KHARTOUM - Foreigners are not allowed to distribute aid to two war-ravaged states in Sudan, a government minister affirmed on Wednesday after talks with the UN's humanitarian chief.
The United Nations says hundreds of thousands of people have become internally displaced or otherwise severely affected since fighting began last June in South Kordofan state, and then in Blue Nile.
Refugees fleeing to Ethiopia and South Sudan are reporting food shortages and rising levels of malnutrition, with "particularly alarming" signs coming from rebel-held areas, Valerie Amos, the UN's top emergency aid official, told reporters.
But Khartoum, citing security concerns, continues to bar UN and foreign aid workers from the warzone.
"We welcome support from the UN but the Sudanese government decides on the delivery of aid to people. It must be done by Sudanese aid workers," Social Welfare Minister Amira al-Fadel Mohamed told the same news briefing.
"There is still a fear that the aid workers may face some security troubles," she said, adding that the issue of access is under discussion.
"And later we can decide when the international aid workers can return to the two states and what are the limits of their movement."
The UN has said that without having its people in the affected areas it cannot verify what the needs are or how they are being addressed.
Mohamed said her government has delivered food and water.
"The whole focus of our discussion has been on ways in which the United Nations can support the government's own effort to meet the needs of people in government-controlled areas, and also how we can access those people in SPLM-North held areas where the indicators are particularly alarming," Amos said.
The government and UN agreed to discuss the sharing of information and data to help them meet the people's needs, she added.
Fighting in the border state of South Kordofan broke out in early June, between Sudanese forces and SPLM-North soldiers, who had fought alongside rebels in southern Sudan during a civil war that ended in 2005 and led to South Sudan's independence in July.
The conflict spread in September to Blue Nile state, another area where Khartoum moved to assert its authority in the wake of southern secession.

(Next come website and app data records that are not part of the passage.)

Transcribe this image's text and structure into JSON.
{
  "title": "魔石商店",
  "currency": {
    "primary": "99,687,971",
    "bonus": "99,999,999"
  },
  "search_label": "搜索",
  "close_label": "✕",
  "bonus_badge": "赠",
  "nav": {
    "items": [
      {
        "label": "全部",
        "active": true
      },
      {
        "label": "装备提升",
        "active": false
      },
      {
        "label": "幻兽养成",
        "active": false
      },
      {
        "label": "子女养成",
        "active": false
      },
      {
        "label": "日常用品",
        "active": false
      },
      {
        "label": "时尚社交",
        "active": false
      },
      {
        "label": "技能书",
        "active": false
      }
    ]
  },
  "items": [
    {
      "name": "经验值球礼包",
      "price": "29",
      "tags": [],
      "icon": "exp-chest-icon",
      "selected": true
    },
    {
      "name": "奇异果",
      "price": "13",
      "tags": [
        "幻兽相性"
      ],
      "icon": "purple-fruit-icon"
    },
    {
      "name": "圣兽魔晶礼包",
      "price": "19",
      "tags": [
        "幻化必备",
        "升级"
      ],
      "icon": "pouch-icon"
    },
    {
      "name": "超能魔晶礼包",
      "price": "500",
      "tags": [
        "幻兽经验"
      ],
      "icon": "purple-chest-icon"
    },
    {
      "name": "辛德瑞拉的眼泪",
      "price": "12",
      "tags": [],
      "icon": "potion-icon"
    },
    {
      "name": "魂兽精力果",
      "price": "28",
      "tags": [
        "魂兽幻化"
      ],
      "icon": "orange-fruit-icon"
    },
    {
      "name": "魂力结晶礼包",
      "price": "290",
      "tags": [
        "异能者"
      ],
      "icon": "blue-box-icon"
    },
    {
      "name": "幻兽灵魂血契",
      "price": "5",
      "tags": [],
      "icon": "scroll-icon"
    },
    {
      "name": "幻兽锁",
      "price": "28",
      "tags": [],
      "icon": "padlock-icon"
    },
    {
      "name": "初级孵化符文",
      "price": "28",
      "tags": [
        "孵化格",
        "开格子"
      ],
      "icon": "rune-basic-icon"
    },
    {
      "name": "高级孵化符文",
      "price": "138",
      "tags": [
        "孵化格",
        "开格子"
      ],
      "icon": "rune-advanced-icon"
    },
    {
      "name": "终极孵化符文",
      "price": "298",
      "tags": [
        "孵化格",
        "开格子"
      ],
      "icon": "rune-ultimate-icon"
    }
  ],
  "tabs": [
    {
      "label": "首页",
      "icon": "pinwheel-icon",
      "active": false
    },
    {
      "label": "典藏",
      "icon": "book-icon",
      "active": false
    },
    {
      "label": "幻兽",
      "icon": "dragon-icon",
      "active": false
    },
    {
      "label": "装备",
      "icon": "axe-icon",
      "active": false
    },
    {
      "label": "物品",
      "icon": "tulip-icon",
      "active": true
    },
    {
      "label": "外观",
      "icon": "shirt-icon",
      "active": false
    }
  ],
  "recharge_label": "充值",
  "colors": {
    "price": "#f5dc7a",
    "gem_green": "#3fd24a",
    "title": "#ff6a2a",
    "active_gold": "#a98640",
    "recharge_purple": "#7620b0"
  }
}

South Kordofan's governor, Ahmad Harun, is wanted by the Hague-based International Criminal Court for alleged war crimes and crimes against humanity committed in Sudan's Darfur region.